Strollers quickly replaced prams and carriages as the vehicle of choice for new parents, a trend that continues to this day. Aspects of Maclaren’s buggy can be found in literally every single baby buggy and stroller available in today’s markets—a testament to his genius.
These days, baby strollers are just as popular as they were fifty years ago. New strollers are continually being designed and upgraded in an effort to attract customers. Today’s baby buggies are light and simple to use, but full of bonuses like air filled tires, steering wheel activity bars, and drink holders. At the same time, every effort has been made to make them stylish and attractive as well.
Buggies have branched out into other markets. Now special buggies are made for new babies and toddlers. There are heavy, full sized luxury strollers and tiny fold away light-weight ones. Designers have come up with ways to combine prams and buggies, and to turn car seats into easy-to-use baby buggies. You can even buy a triple baby stroller for triplets!
Designers also make use of space age plastics and composite metals that make buggies lighter and safer than at any point in history.
In the 1980s a man named Phil Baechler decided he wanted to go for a run with his son in tow. Realizing that the standard baby wheels on his stroller would never survive a good run, he decided to replace them with bicycle tires from his garage. After a couple designs he finally came up with one that worked—and the three-wheeled “Baby Jogger” was born.
Now known widely as jogging strollers, this has been another fundamental design shift in the style and use of the baby buggy.
The baby jogging stroller has lead to other modifications, such as off-road tires for parents who like to get out of the city in their spare time, and several types of carriage strollers used to attach to bicycles. The face of the stroller is literally changing every day. Who knows what the next great buggy design will be?
The baby buggy has come a long way from the early carriages and prams of the eighteenth century to the modern jogging strollers on the streets today. One thing has always remained, however. People will always need a convenient way to get babies from point “A” to point “B”.
This in itself has secured the baby buggy’s place in the world of child care.

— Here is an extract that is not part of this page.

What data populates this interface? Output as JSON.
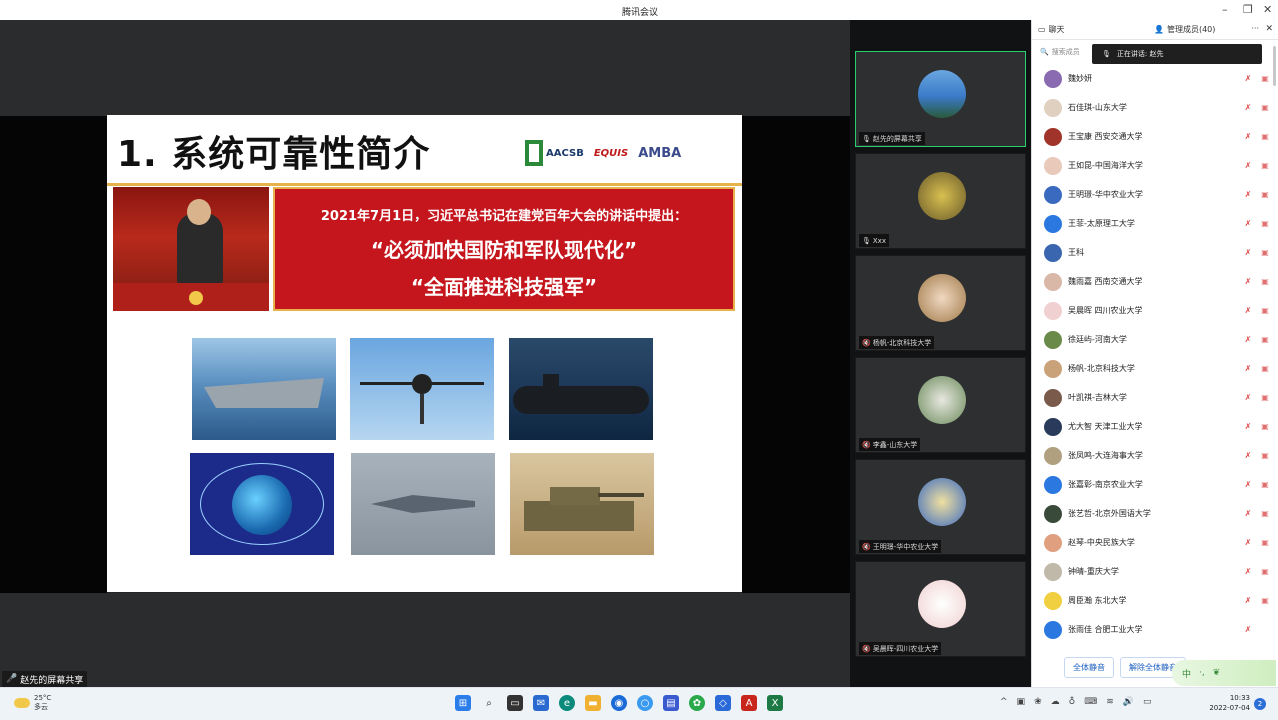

Garry Edwards is the owner and publisher of EveryDayStrollers.com, a site where baby strollers and travel systems are reviewed. Garry lives in the heart of Montreal, Canada and because of this, he walks a lot more than he drives. As such, Garry sees baby transportation in a wide variety of forms. He has put his technical writing skills together with his observations to create a site that helps parents make their best choices about baby strollers including the Joovy Caboose strollers and the Bumbleride Indie twin.